Cha Xi (茶席) generally refers to an artfully arranged tea session or tea ceremony. Several beautiful books about Cha Xi exist in Chinese, but outside of Taiwan the concept is still little known. If you're new to Cha Xi, I invite you to do a Google Image search for "茶席" to view hundreds of enlightening photos. I'd also suggest you read the wonderful and inspirational Tea Masters blog where author Stéphane Erler has been writing about Cha Xi and sharing lovely tea photos and stories with readers for many years now.
A mentor of mine, Thomas Shu, recently informed me that Cha Xi seems to be growing more popular among Taiwanese tea lovers. We discussed which English words, if any, could capture the meaning of Cha Xi as the practice begins to make its way to the West.
I had a hard time coming up with any great ideas. Cha of course, means tea, while Xi (according to the online Chinese-English dictionary mdbg.net) means: banquet, woven mat, seat, or place in a democratic assembly. None of those words accurately expresses the concept in my opinion. I personally kind of like the translation "tea gala" but I would gladly welcome other suggestions from any readers who are fluent in Chinese, English and Tea.
If this idea of Cha Xi is new to you and my post has inspired you to try using it to enhance your own tea brewing, here are four tips I've collected to help you get started:
1. Incorporate elements of nature. Try moving the tea session outside or even just opening a window with a nice view. If that's not possible bring nature to your tea table. A bouquet of flowers is always a nice touch, but rocks, shells or other found items can be just as beautiful when they're displayed cleverly.
2. Try using a favorite mat or cloth to help set the stage for tea. Sometimes a shallow bowl or a cool stand is a better fit than your normal gongfu tray. Think outside the box. A man in Taiwan once served me tea over a rustic tray filled with golden sand and little flat stones on which he rested his teapot and cups.
3. Choose teaware that will resonate with you and your guests for aesthetic and sentimental reasons. You can do this by sharing some stories about your teaware and by having a unifying theme for your session.
Which brings me to my last tip....
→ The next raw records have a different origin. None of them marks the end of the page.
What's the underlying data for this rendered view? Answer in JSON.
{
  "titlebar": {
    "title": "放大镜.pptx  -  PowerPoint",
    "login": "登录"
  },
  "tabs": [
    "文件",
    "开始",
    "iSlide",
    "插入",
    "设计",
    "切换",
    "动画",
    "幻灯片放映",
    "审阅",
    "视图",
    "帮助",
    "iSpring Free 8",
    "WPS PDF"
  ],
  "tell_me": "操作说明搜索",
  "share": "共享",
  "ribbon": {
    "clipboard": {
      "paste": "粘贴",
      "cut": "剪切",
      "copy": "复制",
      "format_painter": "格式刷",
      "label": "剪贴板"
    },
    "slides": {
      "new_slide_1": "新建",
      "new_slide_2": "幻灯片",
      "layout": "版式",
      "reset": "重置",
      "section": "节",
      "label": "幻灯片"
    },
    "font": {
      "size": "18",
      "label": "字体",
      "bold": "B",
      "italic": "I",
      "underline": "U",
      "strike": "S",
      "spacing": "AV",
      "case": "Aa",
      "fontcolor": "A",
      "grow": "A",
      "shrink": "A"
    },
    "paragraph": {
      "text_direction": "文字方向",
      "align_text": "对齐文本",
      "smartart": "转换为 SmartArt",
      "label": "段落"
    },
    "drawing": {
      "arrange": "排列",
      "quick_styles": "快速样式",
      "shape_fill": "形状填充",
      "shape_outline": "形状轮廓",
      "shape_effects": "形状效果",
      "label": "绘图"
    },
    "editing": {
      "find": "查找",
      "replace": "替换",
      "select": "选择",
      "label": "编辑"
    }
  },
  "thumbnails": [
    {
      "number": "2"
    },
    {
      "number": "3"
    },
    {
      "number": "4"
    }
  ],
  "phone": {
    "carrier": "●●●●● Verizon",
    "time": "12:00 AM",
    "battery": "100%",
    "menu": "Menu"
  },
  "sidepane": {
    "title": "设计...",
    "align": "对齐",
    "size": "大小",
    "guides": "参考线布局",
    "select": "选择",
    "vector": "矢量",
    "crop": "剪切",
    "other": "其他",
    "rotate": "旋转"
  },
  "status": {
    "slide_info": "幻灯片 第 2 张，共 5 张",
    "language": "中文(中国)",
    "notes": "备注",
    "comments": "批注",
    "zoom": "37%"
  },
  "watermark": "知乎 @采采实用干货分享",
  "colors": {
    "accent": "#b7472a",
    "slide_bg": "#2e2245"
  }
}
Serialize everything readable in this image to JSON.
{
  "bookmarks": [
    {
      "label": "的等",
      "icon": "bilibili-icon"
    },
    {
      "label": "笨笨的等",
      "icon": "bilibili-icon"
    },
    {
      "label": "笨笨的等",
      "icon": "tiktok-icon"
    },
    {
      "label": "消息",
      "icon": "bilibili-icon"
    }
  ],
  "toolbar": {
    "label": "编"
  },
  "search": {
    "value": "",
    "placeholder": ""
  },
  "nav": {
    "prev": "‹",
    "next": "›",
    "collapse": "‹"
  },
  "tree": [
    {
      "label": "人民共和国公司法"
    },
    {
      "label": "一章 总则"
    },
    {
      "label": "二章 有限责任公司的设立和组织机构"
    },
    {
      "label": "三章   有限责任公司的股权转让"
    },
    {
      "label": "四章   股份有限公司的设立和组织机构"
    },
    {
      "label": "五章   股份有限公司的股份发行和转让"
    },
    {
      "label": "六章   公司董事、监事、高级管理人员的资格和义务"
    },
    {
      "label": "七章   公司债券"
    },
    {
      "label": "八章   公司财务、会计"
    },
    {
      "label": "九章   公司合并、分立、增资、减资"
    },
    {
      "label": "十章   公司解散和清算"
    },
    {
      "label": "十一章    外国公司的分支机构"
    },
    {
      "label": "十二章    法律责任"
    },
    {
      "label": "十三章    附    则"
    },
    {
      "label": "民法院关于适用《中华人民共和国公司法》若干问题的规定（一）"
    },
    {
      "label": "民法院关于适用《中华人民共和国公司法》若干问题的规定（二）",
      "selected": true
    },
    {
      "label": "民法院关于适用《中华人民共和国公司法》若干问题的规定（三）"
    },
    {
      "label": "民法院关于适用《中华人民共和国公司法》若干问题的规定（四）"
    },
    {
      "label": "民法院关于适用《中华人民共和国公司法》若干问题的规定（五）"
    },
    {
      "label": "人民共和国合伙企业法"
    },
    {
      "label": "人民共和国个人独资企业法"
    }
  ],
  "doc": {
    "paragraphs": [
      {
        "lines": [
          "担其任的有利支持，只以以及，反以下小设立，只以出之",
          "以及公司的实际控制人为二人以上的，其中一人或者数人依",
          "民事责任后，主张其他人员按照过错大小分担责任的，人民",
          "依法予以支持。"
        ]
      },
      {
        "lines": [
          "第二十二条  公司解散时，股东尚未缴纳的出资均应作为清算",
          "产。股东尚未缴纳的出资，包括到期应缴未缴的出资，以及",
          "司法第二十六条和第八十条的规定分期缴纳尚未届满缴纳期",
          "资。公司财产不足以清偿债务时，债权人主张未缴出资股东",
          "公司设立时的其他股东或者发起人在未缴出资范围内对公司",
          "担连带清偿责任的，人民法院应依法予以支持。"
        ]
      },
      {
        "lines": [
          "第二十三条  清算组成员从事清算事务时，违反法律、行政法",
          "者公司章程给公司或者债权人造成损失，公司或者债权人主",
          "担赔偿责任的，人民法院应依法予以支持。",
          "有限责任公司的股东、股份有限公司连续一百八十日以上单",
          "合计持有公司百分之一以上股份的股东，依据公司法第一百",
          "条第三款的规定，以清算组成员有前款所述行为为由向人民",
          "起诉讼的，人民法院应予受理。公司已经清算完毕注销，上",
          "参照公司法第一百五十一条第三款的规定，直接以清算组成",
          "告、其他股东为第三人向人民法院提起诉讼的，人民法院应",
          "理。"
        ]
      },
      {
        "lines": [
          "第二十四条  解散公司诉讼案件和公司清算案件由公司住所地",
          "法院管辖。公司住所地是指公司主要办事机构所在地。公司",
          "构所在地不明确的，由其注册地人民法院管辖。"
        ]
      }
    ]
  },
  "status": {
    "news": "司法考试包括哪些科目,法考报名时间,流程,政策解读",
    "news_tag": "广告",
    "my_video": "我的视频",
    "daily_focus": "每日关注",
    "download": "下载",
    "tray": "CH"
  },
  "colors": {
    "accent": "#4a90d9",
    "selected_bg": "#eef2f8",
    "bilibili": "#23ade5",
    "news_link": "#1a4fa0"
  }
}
4. Have a unifying theme that ties together your Cha Xi. For example: seasons, the weather, or even a special holiday. More esoteric themes such as an element, a song or a color are also possibilities, so use your imagination.